Janet Leigh, the leading actress in Hitchcock’s masterpiece, developed a phobia of showers after watching the film. Leigh portrayed Marion, the girl who gets murdered in the iconic shower scene. Reportedly, she had trouble taking showers for decades and she only did when absolutely necessary locking all the doors and having the curtain open. The actress herself has said in an interview: “I never realized before how completely vulnerable we are. Seeing the movie and seeing how defenseless one is — you can’t see, the curtain’s shut; you can’t hear, the water’s running. You’re a sitting duck it did a number on my head.”
Pi was the debut feature of the now acclaimed director Darren Aronofsky. It revolves around the obsession of a charismatic, but troubled man named Max Cohen (Sean Gullette), who is determined to find a pattern that will decipher the stock market. His former professor (Mark Margolis), who had been chasing a similar obsession for years, tries to convince him against it. Max is obsessed beyond return though and soon he finds himself going after a 216-digit number that could explain universe and help him discover God.
The film has some very interesting themes. It deals with the same idea that Black Swan did (the only other Arronofsky’s film I watched), that while the relentless pursuing of an obsession can lead to success, it can also lead to self-destruction. Then there is the search of God as we have seen in many other movies before, most notably in Ingmar Bergman’s filmography. Max is so infatuated with the idea of the secret key number, that before he knows it he loses control. He becomes a slave of his obsession as so many other people in our days.

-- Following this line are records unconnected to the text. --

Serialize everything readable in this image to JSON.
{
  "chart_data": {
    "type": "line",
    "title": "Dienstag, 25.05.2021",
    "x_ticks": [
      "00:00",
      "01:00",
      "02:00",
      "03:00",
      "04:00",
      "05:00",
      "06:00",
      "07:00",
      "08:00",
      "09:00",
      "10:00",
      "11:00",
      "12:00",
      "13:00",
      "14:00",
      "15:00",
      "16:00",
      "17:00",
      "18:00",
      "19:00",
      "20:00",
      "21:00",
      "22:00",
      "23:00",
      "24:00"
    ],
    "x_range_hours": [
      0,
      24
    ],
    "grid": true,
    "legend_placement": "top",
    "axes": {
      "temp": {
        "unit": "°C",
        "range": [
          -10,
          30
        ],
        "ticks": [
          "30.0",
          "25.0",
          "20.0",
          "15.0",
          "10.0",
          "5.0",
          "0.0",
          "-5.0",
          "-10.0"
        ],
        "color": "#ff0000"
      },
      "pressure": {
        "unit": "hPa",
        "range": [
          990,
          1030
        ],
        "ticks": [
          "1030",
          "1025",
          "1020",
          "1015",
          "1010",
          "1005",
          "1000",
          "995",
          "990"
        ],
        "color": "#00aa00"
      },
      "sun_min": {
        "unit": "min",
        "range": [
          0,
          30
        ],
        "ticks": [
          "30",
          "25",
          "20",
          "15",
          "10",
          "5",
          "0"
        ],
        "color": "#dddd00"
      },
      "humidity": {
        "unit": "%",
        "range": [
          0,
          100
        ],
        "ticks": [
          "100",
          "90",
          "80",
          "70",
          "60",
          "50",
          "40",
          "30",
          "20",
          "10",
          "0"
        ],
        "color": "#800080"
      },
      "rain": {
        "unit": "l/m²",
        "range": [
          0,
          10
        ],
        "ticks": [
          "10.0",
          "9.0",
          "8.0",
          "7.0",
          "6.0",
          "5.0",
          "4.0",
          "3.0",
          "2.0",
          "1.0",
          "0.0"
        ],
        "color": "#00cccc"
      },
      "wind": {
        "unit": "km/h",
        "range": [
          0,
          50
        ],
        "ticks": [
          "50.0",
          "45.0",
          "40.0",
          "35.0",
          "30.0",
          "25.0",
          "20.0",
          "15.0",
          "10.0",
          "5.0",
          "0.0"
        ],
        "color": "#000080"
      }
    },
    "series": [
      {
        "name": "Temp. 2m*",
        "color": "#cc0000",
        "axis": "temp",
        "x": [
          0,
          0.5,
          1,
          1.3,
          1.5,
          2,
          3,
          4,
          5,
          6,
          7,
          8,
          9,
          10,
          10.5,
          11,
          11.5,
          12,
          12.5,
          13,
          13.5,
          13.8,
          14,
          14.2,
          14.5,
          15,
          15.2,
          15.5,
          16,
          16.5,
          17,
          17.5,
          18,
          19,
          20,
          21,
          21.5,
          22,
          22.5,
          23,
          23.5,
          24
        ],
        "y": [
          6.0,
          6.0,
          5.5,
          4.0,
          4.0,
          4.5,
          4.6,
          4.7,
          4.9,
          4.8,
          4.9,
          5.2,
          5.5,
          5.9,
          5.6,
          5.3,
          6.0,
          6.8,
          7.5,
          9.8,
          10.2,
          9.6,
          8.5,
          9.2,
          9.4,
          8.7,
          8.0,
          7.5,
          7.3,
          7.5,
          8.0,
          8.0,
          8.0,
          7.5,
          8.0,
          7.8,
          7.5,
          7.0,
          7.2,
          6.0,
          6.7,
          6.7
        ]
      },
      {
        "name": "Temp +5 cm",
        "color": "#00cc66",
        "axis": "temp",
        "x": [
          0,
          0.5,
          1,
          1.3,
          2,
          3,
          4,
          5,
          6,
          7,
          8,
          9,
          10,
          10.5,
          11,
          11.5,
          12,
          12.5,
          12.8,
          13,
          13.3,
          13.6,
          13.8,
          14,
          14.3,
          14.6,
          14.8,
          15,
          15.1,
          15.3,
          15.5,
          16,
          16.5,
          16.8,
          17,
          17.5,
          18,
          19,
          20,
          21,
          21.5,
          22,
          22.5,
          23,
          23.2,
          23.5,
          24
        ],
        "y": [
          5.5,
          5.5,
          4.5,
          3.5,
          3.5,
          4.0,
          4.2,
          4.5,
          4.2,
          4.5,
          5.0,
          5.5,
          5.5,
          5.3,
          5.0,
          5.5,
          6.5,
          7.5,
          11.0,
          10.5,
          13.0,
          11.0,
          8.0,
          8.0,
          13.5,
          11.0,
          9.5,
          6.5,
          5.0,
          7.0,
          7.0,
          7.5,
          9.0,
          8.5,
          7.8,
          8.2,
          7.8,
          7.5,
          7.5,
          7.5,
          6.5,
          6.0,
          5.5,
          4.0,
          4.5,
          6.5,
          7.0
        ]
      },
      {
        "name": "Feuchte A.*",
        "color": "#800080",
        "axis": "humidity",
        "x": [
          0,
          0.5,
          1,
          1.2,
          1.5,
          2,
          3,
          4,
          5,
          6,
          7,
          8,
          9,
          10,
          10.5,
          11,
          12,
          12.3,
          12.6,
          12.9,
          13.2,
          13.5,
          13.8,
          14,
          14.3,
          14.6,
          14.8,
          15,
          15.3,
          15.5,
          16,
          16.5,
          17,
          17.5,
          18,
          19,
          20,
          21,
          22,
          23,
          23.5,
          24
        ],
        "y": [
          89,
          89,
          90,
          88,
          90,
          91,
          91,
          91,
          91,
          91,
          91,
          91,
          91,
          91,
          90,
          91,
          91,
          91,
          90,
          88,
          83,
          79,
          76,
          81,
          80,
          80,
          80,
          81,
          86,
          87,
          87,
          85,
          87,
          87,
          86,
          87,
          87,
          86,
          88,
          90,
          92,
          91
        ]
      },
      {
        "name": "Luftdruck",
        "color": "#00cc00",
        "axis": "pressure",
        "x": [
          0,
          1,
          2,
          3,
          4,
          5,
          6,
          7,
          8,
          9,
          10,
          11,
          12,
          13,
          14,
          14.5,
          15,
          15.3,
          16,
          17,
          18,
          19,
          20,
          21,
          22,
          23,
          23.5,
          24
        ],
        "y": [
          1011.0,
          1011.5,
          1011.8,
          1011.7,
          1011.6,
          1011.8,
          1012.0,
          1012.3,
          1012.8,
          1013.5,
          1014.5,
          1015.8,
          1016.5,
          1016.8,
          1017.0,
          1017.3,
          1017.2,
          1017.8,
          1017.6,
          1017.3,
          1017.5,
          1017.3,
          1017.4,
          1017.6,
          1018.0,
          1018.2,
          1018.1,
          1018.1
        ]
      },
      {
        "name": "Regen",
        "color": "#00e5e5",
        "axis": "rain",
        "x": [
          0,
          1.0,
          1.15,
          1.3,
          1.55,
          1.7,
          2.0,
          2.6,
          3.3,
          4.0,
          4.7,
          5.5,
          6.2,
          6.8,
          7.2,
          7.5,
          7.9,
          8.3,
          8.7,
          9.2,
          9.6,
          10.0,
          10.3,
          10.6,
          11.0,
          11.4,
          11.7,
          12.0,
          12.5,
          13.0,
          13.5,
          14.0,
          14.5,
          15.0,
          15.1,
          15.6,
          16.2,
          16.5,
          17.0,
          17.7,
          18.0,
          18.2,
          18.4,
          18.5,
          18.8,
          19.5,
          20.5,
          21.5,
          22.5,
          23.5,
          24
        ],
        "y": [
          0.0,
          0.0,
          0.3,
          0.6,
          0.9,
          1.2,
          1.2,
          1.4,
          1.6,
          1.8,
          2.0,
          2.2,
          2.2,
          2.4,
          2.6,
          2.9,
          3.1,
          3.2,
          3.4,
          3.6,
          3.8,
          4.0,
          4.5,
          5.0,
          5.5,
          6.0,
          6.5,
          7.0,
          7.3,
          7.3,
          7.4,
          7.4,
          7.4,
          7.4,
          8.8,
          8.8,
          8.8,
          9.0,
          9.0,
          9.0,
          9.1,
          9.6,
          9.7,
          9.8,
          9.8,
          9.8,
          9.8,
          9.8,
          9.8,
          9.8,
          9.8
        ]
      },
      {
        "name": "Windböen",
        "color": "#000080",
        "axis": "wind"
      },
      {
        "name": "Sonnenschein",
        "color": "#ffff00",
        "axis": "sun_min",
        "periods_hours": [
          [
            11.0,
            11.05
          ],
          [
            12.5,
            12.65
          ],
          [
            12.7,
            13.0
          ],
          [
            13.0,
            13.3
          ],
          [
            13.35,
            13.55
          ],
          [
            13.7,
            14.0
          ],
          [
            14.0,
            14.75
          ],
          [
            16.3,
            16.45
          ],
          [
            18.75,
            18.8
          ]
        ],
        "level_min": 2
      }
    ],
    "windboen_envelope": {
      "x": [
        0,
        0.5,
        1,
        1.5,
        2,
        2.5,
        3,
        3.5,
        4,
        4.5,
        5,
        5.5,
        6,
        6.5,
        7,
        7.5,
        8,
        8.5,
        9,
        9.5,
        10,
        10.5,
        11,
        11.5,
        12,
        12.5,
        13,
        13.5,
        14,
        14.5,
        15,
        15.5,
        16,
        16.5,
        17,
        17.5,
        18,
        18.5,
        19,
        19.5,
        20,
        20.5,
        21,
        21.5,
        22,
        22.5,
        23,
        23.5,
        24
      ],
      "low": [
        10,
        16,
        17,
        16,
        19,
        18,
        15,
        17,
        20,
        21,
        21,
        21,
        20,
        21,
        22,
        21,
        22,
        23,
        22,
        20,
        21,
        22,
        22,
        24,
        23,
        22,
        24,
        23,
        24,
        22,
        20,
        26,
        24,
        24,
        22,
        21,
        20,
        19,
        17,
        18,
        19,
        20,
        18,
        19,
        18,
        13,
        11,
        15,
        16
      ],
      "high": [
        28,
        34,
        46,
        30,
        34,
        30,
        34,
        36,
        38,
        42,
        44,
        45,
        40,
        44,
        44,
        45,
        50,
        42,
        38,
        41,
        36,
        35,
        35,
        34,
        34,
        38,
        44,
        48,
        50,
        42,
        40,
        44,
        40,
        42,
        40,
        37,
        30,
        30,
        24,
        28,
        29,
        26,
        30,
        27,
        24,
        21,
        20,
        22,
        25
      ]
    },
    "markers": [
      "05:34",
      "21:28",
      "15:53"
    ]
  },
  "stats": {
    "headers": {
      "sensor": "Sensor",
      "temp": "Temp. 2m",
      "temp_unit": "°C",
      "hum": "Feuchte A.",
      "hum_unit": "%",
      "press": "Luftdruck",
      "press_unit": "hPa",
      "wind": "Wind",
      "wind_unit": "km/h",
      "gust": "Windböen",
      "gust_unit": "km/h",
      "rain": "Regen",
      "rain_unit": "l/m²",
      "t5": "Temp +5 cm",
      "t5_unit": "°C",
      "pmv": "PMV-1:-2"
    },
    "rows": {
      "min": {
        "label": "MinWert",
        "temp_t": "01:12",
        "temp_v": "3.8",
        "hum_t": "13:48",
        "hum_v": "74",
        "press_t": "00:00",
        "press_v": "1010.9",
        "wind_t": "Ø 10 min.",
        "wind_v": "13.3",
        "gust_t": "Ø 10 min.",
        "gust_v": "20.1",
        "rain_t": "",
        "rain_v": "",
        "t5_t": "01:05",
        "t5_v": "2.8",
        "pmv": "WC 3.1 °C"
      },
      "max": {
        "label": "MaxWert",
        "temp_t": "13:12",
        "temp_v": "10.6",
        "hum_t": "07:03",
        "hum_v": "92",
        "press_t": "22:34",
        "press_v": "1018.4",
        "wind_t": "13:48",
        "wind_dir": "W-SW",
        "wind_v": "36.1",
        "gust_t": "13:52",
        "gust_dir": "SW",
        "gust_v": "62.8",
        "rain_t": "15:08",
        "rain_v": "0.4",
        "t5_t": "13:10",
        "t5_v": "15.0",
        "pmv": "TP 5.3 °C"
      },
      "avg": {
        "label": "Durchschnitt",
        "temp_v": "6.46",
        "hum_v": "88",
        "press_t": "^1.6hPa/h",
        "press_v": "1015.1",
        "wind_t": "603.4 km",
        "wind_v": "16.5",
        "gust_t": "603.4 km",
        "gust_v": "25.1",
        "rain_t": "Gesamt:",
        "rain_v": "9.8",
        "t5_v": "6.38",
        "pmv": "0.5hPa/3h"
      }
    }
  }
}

Arronofsky did a great job in Pi. I don’t know for certain, but it seems like a low budget film with its relatively unknown cast and its black and white filming. The surrealistic, thought-provoking way the plot is unveiled though, is more than enough to redeem the viewer. The acting is not what we would call top-notch, but they’re all doing a respectable job. Mark Margolis in particular gives a very good performance.

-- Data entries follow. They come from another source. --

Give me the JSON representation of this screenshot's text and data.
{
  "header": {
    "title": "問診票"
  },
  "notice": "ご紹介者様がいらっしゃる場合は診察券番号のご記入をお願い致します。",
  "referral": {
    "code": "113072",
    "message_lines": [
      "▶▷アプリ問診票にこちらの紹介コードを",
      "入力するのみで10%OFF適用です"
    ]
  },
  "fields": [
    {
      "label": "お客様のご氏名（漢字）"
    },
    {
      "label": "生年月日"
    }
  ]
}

I’ll end this review with the optimistic message that I believe the ending scene attempts to deliver: there is beauty in simplicity. We don’t need to understand everything, it won’t make us happier. It would only serve to bury us even deeper in the universe’s chaotic nature. Let your goals and ideas serve your life rather than making your life a servant of them.